There are a lot of reasons besides the obvious, why Washington's Craig Patrick would like to score a couple of goals tonight when the New York Rangers visit Capital Centre for a 7:30 faceoff with the Capitals.
For one thing, there's the influence of history. Patrick's grandfather, Lester, was the Ranger's first general manager and coach. His father, Lynn, and his uncle, Muzz, were both Ranger stars who later coached the team.
Then there's the matter of reputation. Patrick has always been known as a defensive specialist, usually assigned to do the checking for a couple of hotshot scorers. Now, with Washington, he has been encouraged by coach Tom McVie to take the offensive.
Finally, a red-light night would not only please the coach but also boost Patrick's chances of receving a 1977-78 contract. He came here on a look - see basis when the WHA's Minnesota Fighting Saints folded and, with a baby due momentarily, a little security would not be unwelcome.
As befit his lineage, Patrick first tested a pair of skates at age 2 and says that "hockey has always been on my mind." He left his home in Boston to attend high school in Montreal, where his hockey career would be enhanced. Still, he claims his father never propelled him into the sport.
"He maybe pushed me the other way," Patrick said. "He told me there were lots of other things to do, ways to make a better living."
The Rangers, managed by Uncle Muzz, were Patrick's second-favorite team during his youth. No. 1 was the Boston Bruins, managed by Lynn.
"At that time, Boston and the Rangers probably had the biggest rivalry in the NHL," Patrick said. "They would play every Thanksgiving night and every New Year's night. It was good for family get-togethers but at the dinner table there was a lot of static. Nobody talked about the game."
The family name has never created pressure for him, Patrick said. Instead, his career has been hampered by that reputation as a defensive specialist.
"I've always wanted to be offensive," he said, "but my coaches always wanted me to play defense. They always seemed to put me on a line with two scoring forwards. But here Tom McVie just sendsus out to play hockey. One guy has to be back, but it doesn't matter who it is. The three guys are equal, and you can take a chance here and there."
"Every time the other team gets the puck, he has a tendency to start right back," McVie noted. "You can be too defensive-minded, leave before you should. I think Craig Patrick can contribute more than he has. I really think he's capable of scoring 25 goals.

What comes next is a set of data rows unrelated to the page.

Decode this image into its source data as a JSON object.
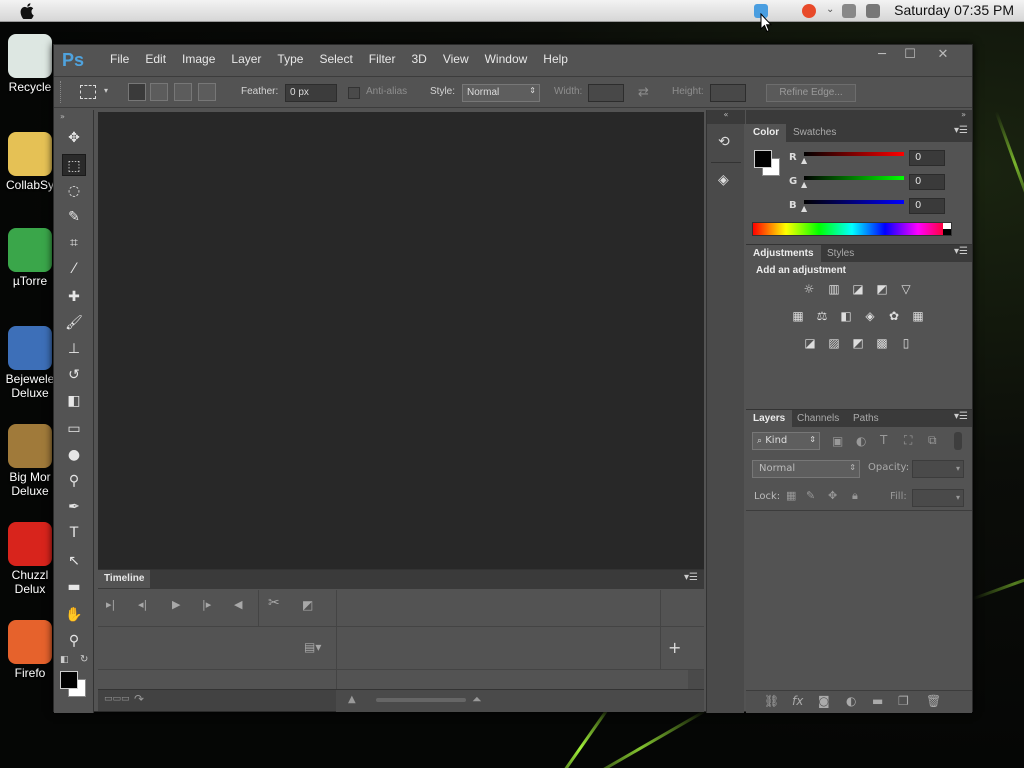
{
  "menubar": {
    "clock": "Saturday 07:35 PM"
  },
  "desktop": {
    "icons": [
      {
        "label": "Recycle",
        "name": "recycle-bin-icon",
        "color": "#dde7e2"
      },
      {
        "label": "CollabSy",
        "name": "collabsync-icon",
        "color": "#e5c155"
      },
      {
        "label": "µTorre",
        "name": "utorrent-icon",
        "color": "#3aa64a"
      },
      {
        "label": "Bejewele\nDeluxe",
        "name": "bejeweled-icon",
        "color": "#3d6fb8"
      },
      {
        "label": "Big Mor\nDeluxe",
        "name": "big-money-icon",
        "color": "#a07a3a"
      },
      {
        "label": "Chuzzl\nDelux",
        "name": "chuzzle-icon",
        "color": "#d8241c"
      },
      {
        "label": "Firefo",
        "name": "firefox-icon",
        "color": "#e6622c"
      }
    ]
  },
  "app": {
    "logo": "Ps",
    "menu": [
      "File",
      "Edit",
      "Image",
      "Layer",
      "Type",
      "Select",
      "Filter",
      "3D",
      "View",
      "Window",
      "Help"
    ]
  },
  "options": {
    "feather_label": "Feather:",
    "feather_value": "0 px",
    "antialias_label": "Anti-alias",
    "style_label": "Style:",
    "style_value": "Normal",
    "width_label": "Width:",
    "height_label": "Height:",
    "refine_button": "Refine Edge..."
  },
  "timeline": {
    "tab": "Timeline"
  },
  "color_panel": {
    "tabs": [
      "Color",
      "Swatches"
    ],
    "r_label": "R",
    "g_label": "G",
    "b_label": "B",
    "r_value": "0",
    "g_value": "0",
    "b_value": "0"
  },
  "adjustments_panel": {
    "tabs": [
      "Adjustments",
      "Styles"
    ],
    "heading": "Add an adjustment"
  },
  "layers_panel": {
    "tabs": [
      "Layers",
      "Channels",
      "Paths"
    ],
    "kind_value": "Kind",
    "blend_value": "Normal",
    "opacity_label": "Opacity:",
    "lock_label": "Lock:",
    "fill_label": "Fill:"
  },
  "colors": {
    "accent": "#4fa3de",
    "bg_panel": "#535353",
    "canvas": "#282828"
  }
}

"He doesn't realize how good a hockey player he can be. He has a quick, heavy shot, and he can go high or low, or he can deke. He's a physical-fitness nut. All his tests were excellent, except recuperative power, and he hasn't been with us that long. He can play left wing or right wing and he backhands a pass better than anyone I've seen in years. "He's a good power-play man, but he's never been used on the power play. A reputation can kill you. Before everybody just set him to killing penalties. He's a better skater and has a better shot than anyone has given him credit for. Most important, he wants to Play."
Patrick, who has collected seven goals and seven assists in 22 games, would like nothing better than the opportunity to fulfill McVie's 25-goal prediction.
"I want to stay here and play here," Patrick said. "I think everybody does. Sometimes it's hard work, but it's for our betterment. We've got a fine coach and the centermen are all great hockey players. This should be a great franchise in the future."
Might even rival the Rangers.
Winger Tony White, skating around a goal cage at the start of yesterday's practice struck his forehead on a goalie still trying atop the net. He had to leave for stitches . . . . Roger Crozier is expected to be a 60-minute man for the first time in the Capitals' goal tonight . . . Phil Esposito has scored 15 power-play goals for the Rangers, who still have a chance to overhaul Atlanta and gain a playoff berth.